A UH architecture junior passed the 75 percent mark Saturday in his goal for signatures on his online petition to cease operation of on-campus branches of Chick-fil-A.
Thomas Heinold made the petition in response to Chick-fil-A Chief Operating Officer Daniel Cathy’s highly publicized statements about gay marriage.
“We’re inviting God’s judgment on our nation when we shake our fist at him and say we know better than you as to what constitutes a marriage,” Cathy said on a radio show in mid-July. “And I pray God’s mercy on our generation that has such a prideful, arrogant attitude that thinks we have the audacity to redefine what marriage is all about.”
Heinold is going for at least 2,000 signatures from UH students, alumni and faculty members. As of Saturday, the petition has been signed by nearly 1,600 people.
“This is our campus and we have a say in what is placed here. Please help to remove Chick-fil-a from our campus. To further more boycott Chick-fil-a stop buying their products on campus. If the University won’t voluntarily remove them, we can by depleting their sales and forcing them off the Campus,” the petition says.
John Courter, an openly gay hotel and restaurant management junior, agrees with Heinold’s petition.
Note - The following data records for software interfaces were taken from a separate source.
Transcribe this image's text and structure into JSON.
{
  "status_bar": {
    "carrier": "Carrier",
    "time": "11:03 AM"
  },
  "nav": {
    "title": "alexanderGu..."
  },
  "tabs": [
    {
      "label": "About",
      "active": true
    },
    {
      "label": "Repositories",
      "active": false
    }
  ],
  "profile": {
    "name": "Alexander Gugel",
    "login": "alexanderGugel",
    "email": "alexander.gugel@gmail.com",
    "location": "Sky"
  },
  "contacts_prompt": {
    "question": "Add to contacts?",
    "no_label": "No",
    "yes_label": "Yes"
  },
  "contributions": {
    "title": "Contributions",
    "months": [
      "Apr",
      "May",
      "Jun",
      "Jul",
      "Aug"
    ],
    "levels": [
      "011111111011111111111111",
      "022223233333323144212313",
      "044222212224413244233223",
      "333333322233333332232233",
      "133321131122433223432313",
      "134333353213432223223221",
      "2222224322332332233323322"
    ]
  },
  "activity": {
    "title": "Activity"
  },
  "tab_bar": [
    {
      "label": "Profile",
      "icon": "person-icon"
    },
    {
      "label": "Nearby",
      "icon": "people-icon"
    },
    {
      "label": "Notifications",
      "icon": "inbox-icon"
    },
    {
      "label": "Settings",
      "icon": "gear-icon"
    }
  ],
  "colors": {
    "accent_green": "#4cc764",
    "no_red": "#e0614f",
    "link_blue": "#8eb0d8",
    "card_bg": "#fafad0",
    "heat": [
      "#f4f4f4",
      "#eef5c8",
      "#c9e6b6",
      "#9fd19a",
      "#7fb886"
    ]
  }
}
“I have boycotted Chick-fil-A way before this event happened. Why give money to a company where all of it members are against gay rights?” Courter said. “To all the homophobes out there, gay people are everywhere, and many people need to get that.”
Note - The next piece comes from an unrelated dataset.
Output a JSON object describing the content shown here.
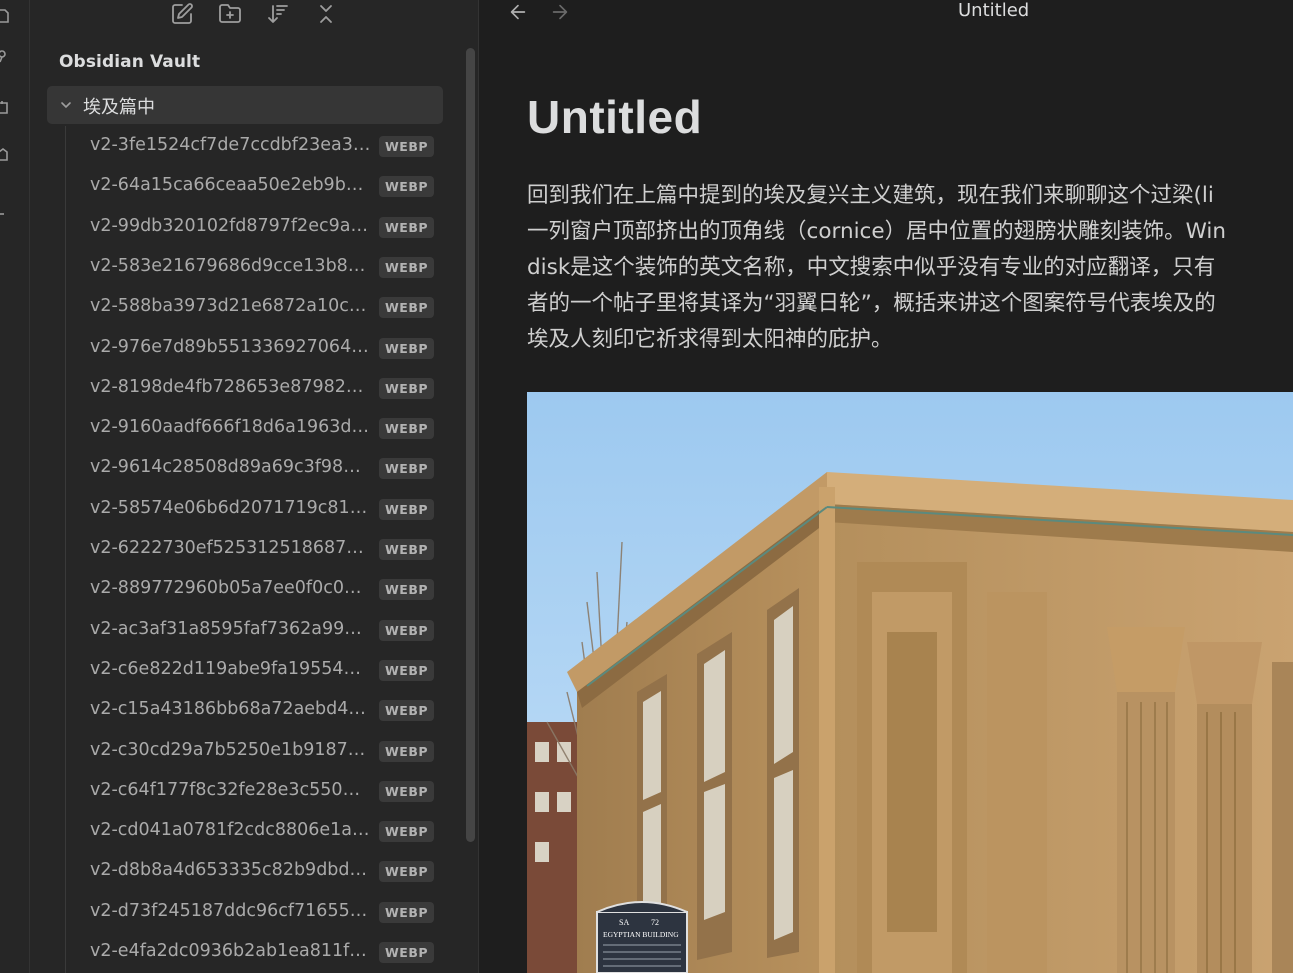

However, the UH community remains split on the issue. Contrary to Courter, Collin Hannah, a civil engineering sophomore, feels that Chick-fil-A has a right to be on campus.
“I am personally a huge advocate for marriage equality and LGBTQ rights. However, I believe that freedom of speech needs to be extended to even the most radical hate groups,” Hannah said. “The beauty of freedom of speech means that you can criticize that opinion as much as you want to. You can not associate yourself with that person. We don’t have the right to say that Chick-fil-A cannot exist on campus, only consumers do. If you don’t like what Chick-fil-A is saying, then you don’t have to eat there, but you don’t have the right to take that away from everyone else.”
Economics senior Diego Cervantes said Chick-Fil-A is protected under speech, but so are those who disagree with Chick-Fil-A’s views.
“The (COO) is free to express himself in accordance with the First Amendment,” Cervantes said. “Their opinion may be unpopular, but they’re within their rights to express their views as they see fit, whether through words or funding political causes and campaigns. Hypothetically speaking, I may choose not to eat there because of their views … Just as they as a company has a right to free speech, I have the same rights as a consumer and support businesses that share my beliefs.”
While many will chose not to eat at the restaurant, petroleum engineering sophomore Analicia Caylor says she thinks Chick-fil-A has and will remain relatively untouched.
“Lots of people enjoyed Chick-Fil-A before the controversy, and lots of people will continue to enjoy Chick-fil-A after the controversy,” Caylor said. “Besides, if you went to Chick-fil-A on any given day last semester at the Satellite, the line was always long.”